Set down all of the lines below exactly as they are given.

[Dataset rows describing interfaces]
********

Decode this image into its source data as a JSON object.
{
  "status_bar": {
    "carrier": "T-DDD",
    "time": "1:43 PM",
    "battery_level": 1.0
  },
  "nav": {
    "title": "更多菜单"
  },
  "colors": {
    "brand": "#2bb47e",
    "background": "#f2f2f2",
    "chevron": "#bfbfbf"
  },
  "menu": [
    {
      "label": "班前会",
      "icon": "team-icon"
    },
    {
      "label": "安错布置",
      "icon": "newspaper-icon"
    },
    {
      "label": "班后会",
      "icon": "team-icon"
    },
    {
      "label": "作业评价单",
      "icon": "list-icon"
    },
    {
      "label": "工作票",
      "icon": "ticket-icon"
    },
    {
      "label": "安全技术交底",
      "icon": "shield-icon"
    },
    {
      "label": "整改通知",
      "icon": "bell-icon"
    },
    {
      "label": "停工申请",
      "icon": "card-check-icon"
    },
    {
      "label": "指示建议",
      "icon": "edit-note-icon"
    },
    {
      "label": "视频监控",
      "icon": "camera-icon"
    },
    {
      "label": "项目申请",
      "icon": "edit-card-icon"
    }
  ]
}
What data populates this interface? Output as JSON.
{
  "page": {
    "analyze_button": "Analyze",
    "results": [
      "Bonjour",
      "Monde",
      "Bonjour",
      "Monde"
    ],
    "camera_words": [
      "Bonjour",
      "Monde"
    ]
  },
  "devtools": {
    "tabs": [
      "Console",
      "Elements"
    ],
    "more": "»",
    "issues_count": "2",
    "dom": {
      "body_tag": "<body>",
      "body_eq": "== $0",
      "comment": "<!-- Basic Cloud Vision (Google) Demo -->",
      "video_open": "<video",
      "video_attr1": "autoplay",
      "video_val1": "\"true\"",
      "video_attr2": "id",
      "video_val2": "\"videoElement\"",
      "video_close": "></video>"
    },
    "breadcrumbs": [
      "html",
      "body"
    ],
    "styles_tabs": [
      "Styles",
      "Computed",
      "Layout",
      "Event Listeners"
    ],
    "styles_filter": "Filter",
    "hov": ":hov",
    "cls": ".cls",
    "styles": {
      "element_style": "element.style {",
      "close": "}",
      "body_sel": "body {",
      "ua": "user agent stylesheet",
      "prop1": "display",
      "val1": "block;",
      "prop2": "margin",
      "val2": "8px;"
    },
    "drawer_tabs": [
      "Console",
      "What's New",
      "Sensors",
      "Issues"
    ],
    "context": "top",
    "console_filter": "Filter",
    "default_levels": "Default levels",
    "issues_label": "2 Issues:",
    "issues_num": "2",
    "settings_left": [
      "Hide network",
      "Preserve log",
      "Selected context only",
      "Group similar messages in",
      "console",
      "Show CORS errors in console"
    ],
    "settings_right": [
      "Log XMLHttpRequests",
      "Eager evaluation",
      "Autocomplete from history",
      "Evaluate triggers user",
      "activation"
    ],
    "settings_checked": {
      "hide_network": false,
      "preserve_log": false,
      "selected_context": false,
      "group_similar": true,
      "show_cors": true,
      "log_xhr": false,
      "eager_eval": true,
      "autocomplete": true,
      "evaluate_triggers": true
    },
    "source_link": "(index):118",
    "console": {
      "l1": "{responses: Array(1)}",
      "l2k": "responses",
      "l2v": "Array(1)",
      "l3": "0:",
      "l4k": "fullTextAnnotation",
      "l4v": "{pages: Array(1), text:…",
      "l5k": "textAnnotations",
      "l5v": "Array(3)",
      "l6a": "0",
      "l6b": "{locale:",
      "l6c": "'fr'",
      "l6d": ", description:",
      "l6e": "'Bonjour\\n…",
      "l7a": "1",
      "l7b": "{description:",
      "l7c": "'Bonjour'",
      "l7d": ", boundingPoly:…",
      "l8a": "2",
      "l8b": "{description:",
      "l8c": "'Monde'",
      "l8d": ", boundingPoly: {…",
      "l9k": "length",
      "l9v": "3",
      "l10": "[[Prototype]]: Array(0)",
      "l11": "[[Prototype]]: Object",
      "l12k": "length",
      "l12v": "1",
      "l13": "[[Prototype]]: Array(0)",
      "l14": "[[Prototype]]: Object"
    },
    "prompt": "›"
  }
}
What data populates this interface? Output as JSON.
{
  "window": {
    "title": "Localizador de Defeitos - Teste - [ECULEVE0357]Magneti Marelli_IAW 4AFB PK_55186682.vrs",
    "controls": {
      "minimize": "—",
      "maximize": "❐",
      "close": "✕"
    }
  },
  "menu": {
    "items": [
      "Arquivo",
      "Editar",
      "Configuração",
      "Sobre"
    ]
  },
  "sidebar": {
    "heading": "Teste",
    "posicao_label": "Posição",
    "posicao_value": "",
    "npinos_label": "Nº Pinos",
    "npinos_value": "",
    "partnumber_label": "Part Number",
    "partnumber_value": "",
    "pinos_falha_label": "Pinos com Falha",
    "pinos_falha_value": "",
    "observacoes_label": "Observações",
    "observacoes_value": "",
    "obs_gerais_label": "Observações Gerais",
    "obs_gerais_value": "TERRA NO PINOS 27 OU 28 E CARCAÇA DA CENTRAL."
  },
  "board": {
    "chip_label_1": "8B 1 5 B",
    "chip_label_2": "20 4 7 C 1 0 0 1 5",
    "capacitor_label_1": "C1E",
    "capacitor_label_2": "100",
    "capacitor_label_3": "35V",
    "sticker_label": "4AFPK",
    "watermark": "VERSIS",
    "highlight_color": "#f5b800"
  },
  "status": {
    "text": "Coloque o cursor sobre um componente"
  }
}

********

:: Task answer ::
Decode this image into its source data as a JSON object.
{
  "status_bar": {
    "carrier": "T-DDD",
    "time": "1:43 PM",
    "battery_level": 1.0
  },
  "nav": {
    "title": "更多菜单"
  },
  "colors": {
    "brand": "#2bb47e",
    "background": "#f2f2f2",
    "chevron": "#bfbfbf"
  },
  "menu": [
    {
      "label": "班前会",
      "icon": "team-icon"
    },
    {
      "label": "安错布置",
      "icon": "newspaper-icon"
    },
    {
      "label": "班后会",
      "icon": "team-icon"
    },
    {
      "label": "作业评价单",
      "icon": "list-icon"
    },
    {
      "label": "工作票",
      "icon": "ticket-icon"
    },
    {
      "label": "安全技术交底",
      "icon": "shield-icon"
    },
    {
      "label": "整改通知",
      "icon": "bell-icon"
    },
    {
      "label": "停工申请",
      "icon": "card-check-icon"
    },
    {
      "label": "指示建议",
      "icon": "edit-note-icon"
    },
    {
      "label": "视频监控",
      "icon": "camera-icon"
    },
    {
      "label": "项目申请",
      "icon": "edit-card-icon"
    }
  ]
}
What data populates this interface? Output as JSON.
{
  "page": {
    "analyze_button": "Analyze",
    "results": [
      "Bonjour",
      "Monde",
      "Bonjour",
      "Monde"
    ],
    "camera_words": [
      "Bonjour",
      "Monde"
    ]
  },
  "devtools": {
    "tabs": [
      "Console",
      "Elements"
    ],
    "more": "»",
    "issues_count": "2",
    "dom": {
      "body_tag": "<body>",
      "body_eq": "== $0",
      "comment": "<!-- Basic Cloud Vision (Google) Demo -->",
      "video_open": "<video",
      "video_attr1": "autoplay",
      "video_val1": "\"true\"",
      "video_attr2": "id",
      "video_val2": "\"videoElement\"",
      "video_close": "></video>"
    },
    "breadcrumbs": [
      "html",
      "body"
    ],
    "styles_tabs": [
      "Styles",
      "Computed",
      "Layout",
      "Event Listeners"
    ],
    "styles_filter": "Filter",
    "hov": ":hov",
    "cls": ".cls",
    "styles": {
      "element_style": "element.style {",
      "close": "}",
      "body_sel": "body {",
      "ua": "user agent stylesheet",
      "prop1": "display",
      "val1": "block;",
      "prop2": "margin",
      "val2": "8px;"
    },
    "drawer_tabs": [
      "Console",
      "What's New",
      "Sensors",
      "Issues"
    ],
    "context": "top",
    "console_filter": "Filter",
    "default_levels": "Default levels",
    "issues_label": "2 Issues:",
    "issues_num": "2",
    "settings_left": [
      "Hide network",
      "Preserve log",
      "Selected context only",
      "Group similar messages in",
      "console",
      "Show CORS errors in console"
    ],
    "settings_right": [
      "Log XMLHttpRequests",
      "Eager evaluation",
      "Autocomplete from history",
      "Evaluate triggers user",
      "activation"
    ],
    "settings_checked": {
      "hide_network": false,
      "preserve_log": false,
      "selected_context": false,
      "group_similar": true,
      "show_cors": true,
      "log_xhr": false,
      "eager_eval": true,
      "autocomplete": true,
      "evaluate_triggers": true
    },
    "source_link": "(index):118",
    "console": {
      "l1": "{responses: Array(1)}",
      "l2k": "responses",
      "l2v": "Array(1)",
      "l3": "0:",
      "l4k": "fullTextAnnotation",
      "l4v": "{pages: Array(1), text:…",
      "l5k": "textAnnotations",
      "l5v": "Array(3)",
      "l6a": "0",
      "l6b": "{locale:",
      "l6c": "'fr'",
      "l6d": ", description:",
      "l6e": "'Bonjour\\n…",
      "l7a": "1",
      "l7b": "{description:",
      "l7c": "'Bonjour'",
      "l7d": ", boundingPoly:…",
      "l8a": "2",
      "l8b": "{description:",
      "l8c": "'Monde'",
      "l8d": ", boundingPoly: {…",
      "l9k": "length",
      "l9v": "3",
      "l10": "[[Prototype]]: Array(0)",
      "l11": "[[Prototype]]: Object",
      "l12k": "length",
      "l12v": "1",
      "l13": "[[Prototype]]: Array(0)",
      "l14": "[[Prototype]]: Object"
    },
    "prompt": "›"
  }
}
What data populates this interface? Output as JSON.
{
  "window": {
    "title": "Localizador de Defeitos - Teste - [ECULEVE0357]Magneti Marelli_IAW 4AFB PK_55186682.vrs",
    "controls": {
      "minimize": "—",
      "maximize": "❐",
      "close": "✕"
    }
  },
  "menu": {
    "items": [
      "Arquivo",
      "Editar",
      "Configuração",
      "Sobre"
    ]
  },
  "sidebar": {
    "heading": "Teste",
    "posicao_label": "Posição",
    "posicao_value": "",
    "npinos_label": "Nº Pinos",
    "npinos_value": "",
    "partnumber_label": "Part Number",
    "partnumber_value": "",
    "pinos_falha_label": "Pinos com Falha",
    "pinos_falha_value": "",
    "observacoes_label": "Observações",
    "observacoes_value": "",
    "obs_gerais_label": "Observações Gerais",
    "obs_gerais_value": "TERRA NO PINOS 27 OU 28 E CARCAÇA DA CENTRAL."
  },
  "board": {
    "chip_label_1": "8B 1 5 B",
    "chip_label_2": "20 4 7 C 1 0 0 1 5",
    "capacitor_label_1": "C1E",
    "capacitor_label_2": "100",
    "capacitor_label_3": "35V",
    "sticker_label": "4AFPK",
    "watermark": "VERSIS",
    "highlight_color": "#f5b800"
  },
  "status": {
    "text": "Coloque o cursor sobre um componente"
  }
}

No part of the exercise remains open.